Bent over double, I inched my way along the first dark, hot, narrow level and was overwhelmed by the fortitude and ingenuity of the mostly peasant farmers who took up arms and braved a miserable life of mud, malaria and snakes to defeat the mighty US army.
The decades-long war is etched in Vietnam’s modern memory, but on an afternoon bike ride back in Ben Tre we caught glimpses of a peaceful village where people are getting on with life.
The lush countryside is now dense with bananas, okra, jackfruit, cucumber and cherries growing by roadside fields. We weren’t wearing helmets, but I was more concerned by the risk of falling spiky durian fruits hitting my head from overhanging trees than going over the handlebars. Roosters crow, motorbikes rumble and karaoke from a local house echoes through the thick jungle. Bare-chested men gamble over cock fights in the street while others take naps in hammocks.

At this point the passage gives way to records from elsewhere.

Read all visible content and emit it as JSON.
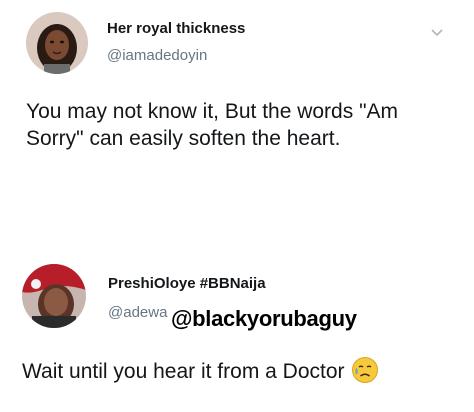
{
  "tweets": [
    {
      "display_name": "Her royal thickness",
      "handle": "@iamadedoyin",
      "text": "You may not know it, But the words \"Am Sorry\" can easily soften the heart.",
      "menu_icon": "chevron-down-icon"
    },
    {
      "display_name": "PreshiOloye #BBNaija",
      "handle": "@adewa",
      "handle_overlay": "@blackyorubaguy",
      "text": "Wait until you hear it from a Doctor",
      "emoji": "sad-sweat-face-emoji"
    }
  ],
  "colors": {
    "text": "#14171a",
    "secondary": "#657786",
    "background": "#ffffff"
  }
}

Hammer and sickle flags dot the highways on the way back to Saigon, but that metropolis now has slick capitalist advertising that makes you question who won the war.
My new Vietnamese friend, who wanted to be known only as P, tells me she’s a proud communist but doesn’t want to talk about the government over our snake wine.
P’s mother was just 15 when she left her village on Vietnam’s south-central coast to join the VC resistance as a nurse. Her aunt joined too, but died and never made it home.
The young woman now works in the thriving tourist industry, and says she happily welcomes Americans.
“Smiles don’t mean we forget, smiles mean we forgive,” she said.
IF YOU GO
GETTING THERE: Ho Chi Minh City is a nine-hour flight from Sydney, nine hours from Melbourne and about 12 hours from Brisbane.
Webjet Exclusives offers a nine-day Vietnam tour with Air Asia flights costing $999 per person from Sydney and Melbourne (surcharges apply from other states). For more, go to exclusives.webjet.com.au
STAYING THERE: Asian Ruby Select offers boutique accommodation in central Ho Chi Minh City, within a 20-minute walk from Ben Thanh Market and Tao Dan Park. Prices start at AUD$52 per night (including breakfast) For more, visit asianrubyselecthotel.com.
PLAYING THERE: The Cu Chi Tunnels and the War Remnant Museum offer an insight into Vietnam’s violent history, or take a boat ride along the Mekong Delta to visit the CaiBe Floating Market and bike ride through neighbouring villages.
The writer travelled as a guest of Webjet Exclusives.